By itself, that doesn’t look very helpful, but anytime DS gives you a formula that isn’t simplified, simplify it. Multiply out the right-hand side and also get “like” variables together:

MJ = 2(MK)

MJ = 2M – 2K

- J = M – 2K

Notice two things: first, negatives are annoying. Second, this formula (so far) doesn’t look anything like the question: M + J + K = ?

Is there any way to remedy those two things?

Move the –J over: 0 = M – 2K + J.

Notice that 2K is never going to fit the question, which has only K. Move that away from the others: 2K = M + J.

Interesting. The right-hand side now matches part of the question. In fact, you could substitute:

M + J + K = ?

2K = M + J

Therefore, the question becomes 2K + K = ?

If you know what K is—only K!— then you can solve. (Note: we call this process Rephrasing. Use the information given in the question stem to rephrase the question in a more simplified form.)

“(1) Jim’s annual salary was \$30,000 that year.”

J = 30,000. If you plug that into M + J + K = ?, it isn’t sufficient. If you plug that into 2K = M + J, you get 2K = M + 30,000, which still isn’t sufficient. Knowing only J doesn’t get you very far. This statement is not sufficient; eliminate answers (A) and (D).

“(2) Kate’s annual salary was \$40,000 that year.”

Bingo! If you know Kate’s salary, then you know the sum of all three. This statement is sufficient to answer the question.

If you don’t rephrase up front, and instead go through all of the work of plugging in the values for statements (1) and (2), then you may still discover the correct answer. You’ll take longer, though. You may also fall into the trap of assuming that statement (2) won’t work because it looks so very similar to statement (1) and that one didn’t work.

## Key Takeaways: Data Sufficiency

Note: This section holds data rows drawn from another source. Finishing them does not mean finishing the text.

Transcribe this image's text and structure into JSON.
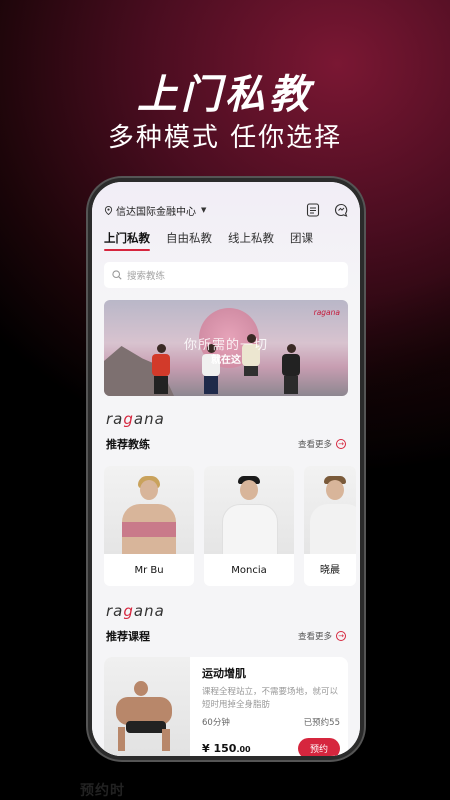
{
  "hero": {
    "title": "上门私教",
    "subtitle": "多种模式  任你选择"
  },
  "topbar": {
    "location": "信达国际金融中心"
  },
  "tabs": [
    {
      "label": "上门私教",
      "active": true
    },
    {
      "label": "自由私教",
      "active": false
    },
    {
      "label": "线上私教",
      "active": false
    },
    {
      "label": "团课",
      "active": false
    }
  ],
  "search": {
    "placeholder": "搜索教练"
  },
  "banner": {
    "brand": "ragana",
    "title": "你所需的一切",
    "subtitle": "就在这"
  },
  "brand_pre": "ra",
  "brand_g": "g",
  "brand_post": "ana",
  "coaches_section": {
    "title": "推荐教练",
    "more": "查看更多"
  },
  "coaches": [
    {
      "name": "Mr Bu"
    },
    {
      "name": "Moncia"
    },
    {
      "name": "晓晨"
    }
  ],
  "courses_section": {
    "title": "推荐课程",
    "more": "查看更多"
  },
  "course": {
    "title": "运动增肌",
    "desc": "课程全程站立，不需要场地，就可以短时甩掉全身脂肪",
    "duration": "60分钟",
    "booked": "已预约55",
    "price": "¥ 150",
    "price_dec": ".00",
    "book_label": "预约"
  },
  "footer_text": "预约时",
  "colors": {
    "accent": "#d6263e",
    "bg_dark": "#4a0d20"
  }
}
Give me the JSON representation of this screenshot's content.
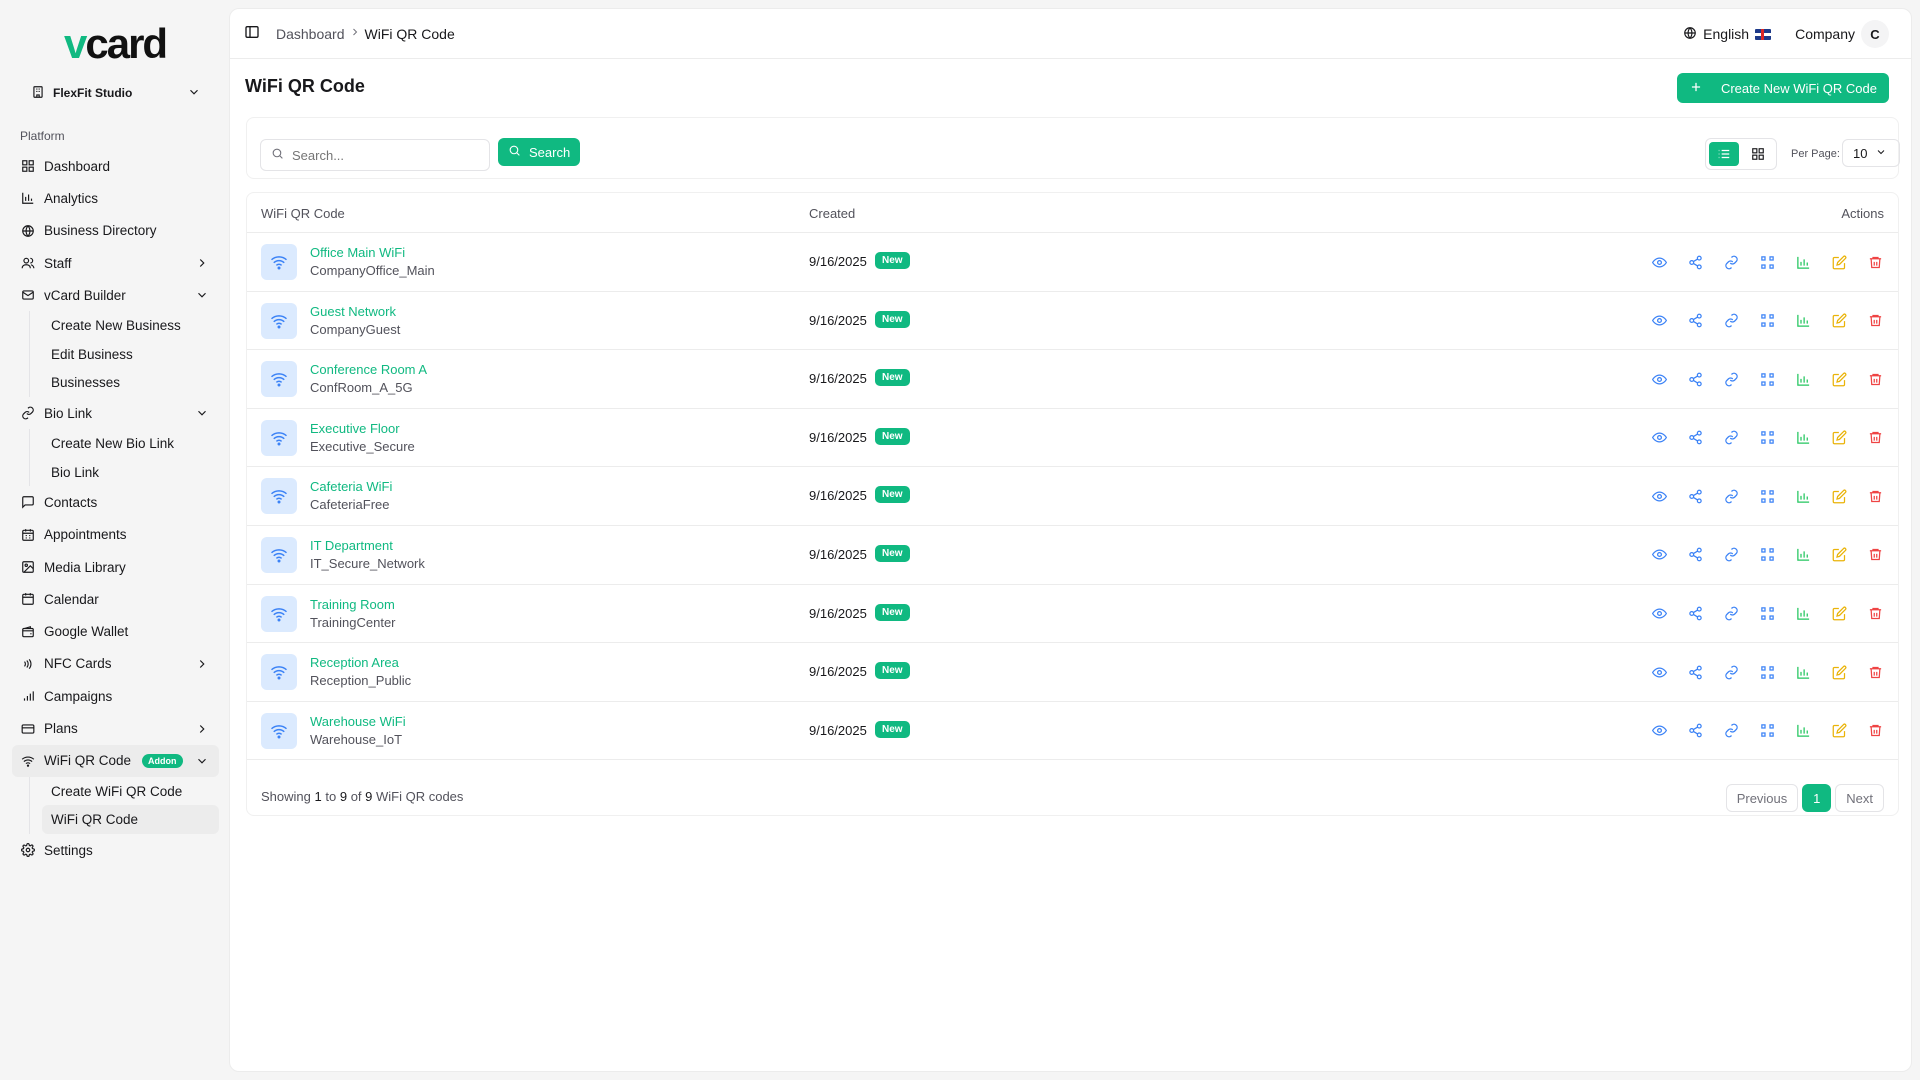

(1) Don’t just write down the information in the question stem, shrug, and go straight to the statements. Push yourself to try to rephrase the question before you go to the statements.

(2) Use standard math steps and your test-taker savvy to help you know how to simplify. It’s standard algebra to try to get “like” variables together in equations. A negative sticking out in front of an equation is ugly, so that was clue #2. Finally, you’re ultimately trying to match the information in the question (M + J + K = ?), so try to rearrange your rephrased equation to match the question as much as possible. Then see whether you can substitute in to make that question simpler!

(3) Keep an eye out for Too Good to Be True answers. If an answer seems pretty obvious, then there’s a good chance you’re falling into a trap!

* GMATPrep® questions courtesy of the Graduate Management Admissions Council. Usage of this question does not imply endorsement by GMAC.

## 1 comment

• Thanks Stacey. I often find myself defaulting to the "C-Trap" on questions such as the above. This is actually my first time hearing of this particular trap, so I will keep this in mind going forward.